While some occupational injuries of healthcare workers are acute, like a back injury from lifting a patient, other injuries are the result of the job taking a toll on your body through repetitive stress injuries. When you have to repeat the same physical motions numerous times in a shift, day after day, week after week, and month after month, parts of your body can break down from the strain.
Working in healthcare comes with many rewards and just as many downsides. Sometimes the joy of helping people comes with a heavy price tag. Many nurses and other healthcare workers sustain injuries on the job that qualify for workers’ compensation benefits.
Contact S. Burke Law at 404-842-7838 for a free consultation and case review.
Understanding Workers’ Compensation for Repetitive Stress Injuries
According to the Georgia State Board of Workers’ Compensation Employee Handbook:
“Any injury, illness or death arising out of and in the course of employment is by definition a compensable work-related claim.”
The handbook also says that “[r]epetitive motion injuries are compensable if they arise out of and in the course of employment.”
Georgia Worker’s Compensation Rules
To get the workers’ compensation benefits you deserve, you must follow the procedures. First, you must report the injury to your employer immediately. Your company will have forms for you to fill out and submit. Your employer, and the firm they use to handle workers’ compensation claims, can investigate the injury.
Additionally, you must obtain your medical treatment from a doctor on your employer’s list, unless you need emergency medical care. After getting the emergency treatment, you must go to one of the listed physicians for your continuing care.
Workers’ Compensation Income Benefits in Georgia
Under Georgia law, you might qualify for one of these four income benefits for an on-the-job injury:
Temporary Total Disability – if the injury leaves you unable to work, you can collect two-thirds of your average weekly wage for up to 400 weeks, unless you suffered a catastrophic injury, in which instance, there is no limit to the number of weeks.
Temporary Partial Disability – if you have to take a lower-paying job because of the injury, you can get two-thirds of the difference between the amount you were earning before the injury and the amount of your new, lower-paying job. Benefits can continue for up to 350 weeks.
Permanent Partial Disability – if you have a permanent disability from a workplace injury, you might qualify for ongoing compensation. The formula to calculate the amount and duration of the benefits combines a percentage rating by a doctor with other statutory guidelines.
Death – eligible dependents, like a dependent spouse and minor children, can collect cash payments if an employee died from a workplace accident. The benefits will total two-thirds of the decedent’s average weekly wages when injured.
Hurdles to Workers’ Compensation Claims for Repetitive Motion Injuries
Your employer may deny your claim, alleging that something outside of the workplace caused your repetitive stress injury. We will gather evidence to show that your injury happened due to your job tasks. Common allegations employers make to deny workers’ compensation benefits include:

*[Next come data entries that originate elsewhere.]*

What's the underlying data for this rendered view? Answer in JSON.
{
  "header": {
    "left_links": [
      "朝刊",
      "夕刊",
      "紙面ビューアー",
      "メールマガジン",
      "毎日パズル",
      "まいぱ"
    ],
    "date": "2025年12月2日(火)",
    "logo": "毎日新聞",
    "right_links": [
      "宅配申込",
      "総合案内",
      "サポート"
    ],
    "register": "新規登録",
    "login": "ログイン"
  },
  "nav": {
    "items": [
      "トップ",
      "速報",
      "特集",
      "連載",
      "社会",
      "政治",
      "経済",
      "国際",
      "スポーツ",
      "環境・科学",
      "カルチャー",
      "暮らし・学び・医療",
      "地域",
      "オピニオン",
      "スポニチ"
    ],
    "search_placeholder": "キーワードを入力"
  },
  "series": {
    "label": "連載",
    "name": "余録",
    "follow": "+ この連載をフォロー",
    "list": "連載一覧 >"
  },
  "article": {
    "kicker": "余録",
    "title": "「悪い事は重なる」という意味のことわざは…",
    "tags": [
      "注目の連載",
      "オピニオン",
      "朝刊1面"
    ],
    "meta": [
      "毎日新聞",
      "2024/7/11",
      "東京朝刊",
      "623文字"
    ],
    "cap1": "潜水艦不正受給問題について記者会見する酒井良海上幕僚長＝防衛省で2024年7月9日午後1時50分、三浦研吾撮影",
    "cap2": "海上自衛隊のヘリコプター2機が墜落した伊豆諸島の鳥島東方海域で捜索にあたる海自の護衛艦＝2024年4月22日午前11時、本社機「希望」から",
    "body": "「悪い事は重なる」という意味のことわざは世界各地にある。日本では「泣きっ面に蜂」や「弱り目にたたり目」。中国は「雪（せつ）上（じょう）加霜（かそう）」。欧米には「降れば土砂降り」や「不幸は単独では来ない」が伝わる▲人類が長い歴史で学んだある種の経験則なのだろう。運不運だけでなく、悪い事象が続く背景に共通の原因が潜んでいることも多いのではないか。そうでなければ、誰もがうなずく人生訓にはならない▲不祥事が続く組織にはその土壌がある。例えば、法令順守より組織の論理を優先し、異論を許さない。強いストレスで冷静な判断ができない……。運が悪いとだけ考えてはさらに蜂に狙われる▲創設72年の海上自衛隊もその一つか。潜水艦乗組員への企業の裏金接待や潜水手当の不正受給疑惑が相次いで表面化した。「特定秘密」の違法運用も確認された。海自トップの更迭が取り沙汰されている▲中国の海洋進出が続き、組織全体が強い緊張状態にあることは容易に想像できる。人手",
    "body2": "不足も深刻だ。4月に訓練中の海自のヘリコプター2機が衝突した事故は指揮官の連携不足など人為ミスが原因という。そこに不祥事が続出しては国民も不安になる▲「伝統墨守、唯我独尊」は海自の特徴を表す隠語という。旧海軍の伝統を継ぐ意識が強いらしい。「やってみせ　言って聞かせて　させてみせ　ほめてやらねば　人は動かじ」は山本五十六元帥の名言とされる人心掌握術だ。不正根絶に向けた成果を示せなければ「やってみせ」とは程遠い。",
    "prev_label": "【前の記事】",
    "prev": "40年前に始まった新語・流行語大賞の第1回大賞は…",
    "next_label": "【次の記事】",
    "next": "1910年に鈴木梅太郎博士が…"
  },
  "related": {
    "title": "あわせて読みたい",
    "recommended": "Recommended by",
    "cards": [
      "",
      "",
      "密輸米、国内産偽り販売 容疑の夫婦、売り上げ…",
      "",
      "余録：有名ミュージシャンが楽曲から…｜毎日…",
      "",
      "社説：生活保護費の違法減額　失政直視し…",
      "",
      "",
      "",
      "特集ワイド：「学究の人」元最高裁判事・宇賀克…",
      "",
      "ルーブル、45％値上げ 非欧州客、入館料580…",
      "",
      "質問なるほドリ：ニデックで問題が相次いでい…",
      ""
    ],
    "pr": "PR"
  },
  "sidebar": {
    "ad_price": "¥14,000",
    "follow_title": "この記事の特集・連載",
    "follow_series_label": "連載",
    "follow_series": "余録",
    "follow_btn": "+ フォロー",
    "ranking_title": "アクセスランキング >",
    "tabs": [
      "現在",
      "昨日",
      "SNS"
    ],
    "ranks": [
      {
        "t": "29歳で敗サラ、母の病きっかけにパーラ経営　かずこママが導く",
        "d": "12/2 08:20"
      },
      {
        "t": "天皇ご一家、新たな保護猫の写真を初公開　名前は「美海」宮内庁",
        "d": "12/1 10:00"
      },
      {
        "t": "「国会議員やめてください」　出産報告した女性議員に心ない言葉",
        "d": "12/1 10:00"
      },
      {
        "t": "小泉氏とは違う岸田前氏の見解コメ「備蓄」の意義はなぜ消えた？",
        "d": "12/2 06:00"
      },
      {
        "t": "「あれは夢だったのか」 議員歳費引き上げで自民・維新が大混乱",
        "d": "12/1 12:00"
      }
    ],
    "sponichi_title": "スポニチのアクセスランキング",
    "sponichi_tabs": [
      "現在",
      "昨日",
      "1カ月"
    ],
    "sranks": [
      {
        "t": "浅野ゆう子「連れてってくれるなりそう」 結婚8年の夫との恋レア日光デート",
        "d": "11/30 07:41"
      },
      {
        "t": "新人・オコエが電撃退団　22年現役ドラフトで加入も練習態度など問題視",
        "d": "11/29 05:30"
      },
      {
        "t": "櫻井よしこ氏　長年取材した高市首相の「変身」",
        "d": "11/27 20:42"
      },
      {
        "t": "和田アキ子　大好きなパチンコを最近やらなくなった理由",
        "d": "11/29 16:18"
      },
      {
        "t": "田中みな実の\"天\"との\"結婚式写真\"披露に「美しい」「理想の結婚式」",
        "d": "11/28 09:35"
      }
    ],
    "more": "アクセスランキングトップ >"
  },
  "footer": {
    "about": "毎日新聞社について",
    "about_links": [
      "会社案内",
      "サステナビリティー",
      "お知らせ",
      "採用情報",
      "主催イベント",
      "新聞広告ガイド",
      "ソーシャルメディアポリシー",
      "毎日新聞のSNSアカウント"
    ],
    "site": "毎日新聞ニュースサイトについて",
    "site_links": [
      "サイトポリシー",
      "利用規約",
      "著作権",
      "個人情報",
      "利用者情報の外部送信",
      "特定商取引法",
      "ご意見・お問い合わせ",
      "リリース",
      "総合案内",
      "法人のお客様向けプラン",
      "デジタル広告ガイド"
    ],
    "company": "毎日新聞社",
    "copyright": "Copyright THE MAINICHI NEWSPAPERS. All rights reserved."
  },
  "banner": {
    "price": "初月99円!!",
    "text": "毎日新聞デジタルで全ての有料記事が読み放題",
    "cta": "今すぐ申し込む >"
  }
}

- The employer says your injury could not have happened on the job, based on your job description and activities.
- Your employer claims that one of your hobbies or leisure activities caused the injury. For example, they may say that playing tennis or golf caused your repetitive stress injury.
- The company denies that you needed medical treatment.
Let us help you if you are facing challenges to your workers’ compensation claim. Call us at 404-842-7838.
Types of Repetitive Motion Injuries Healthcare Workers Face
With repetitive use, the tendons that connect your muscles to your bones can swell and develop inflammation. “Trigger finger” and “tennis elbow” are types of tendonitis. When the healthcare worker’s job duties include hours of typing data into a computer or performing other repetitive tasks with the hands or arms, tendonitis or carpal tunnel syndrome can develop.
Carpal tunnel syndrome is a repetitive stress injury in the wrist. Inflammation in the part of your wrist next to your palm (the carpal tunnel) can compress one of the nerves that controls movement and sensation in your hand and fingers. You can experience numbness, tingling, weakness, the sensation of an electrical shock, and other unpleasant symptoms. The signs are often in the thumb, fingers (except the little finger), hand and wrist, and can travel up the arm.
Consequences of Repetitive Stress Injuries
You may not be able to lift or hold objects if you have a repetitive motion injury. Continuing to perform the same tasks at work can be painful and make the injury worse, proving difficult to perform even non-work-related tasks. If left untreated, the injury could render you unable to perform your job or other activities for a long-term basis.
Georgia workers’ compensation laws place a time limit on filing workers’ compensation claims. It is imperative that you act as soon as possible so you do not lose your right to compensation. Call S. Burke Law today at 404-842-7838 to get your free consultation.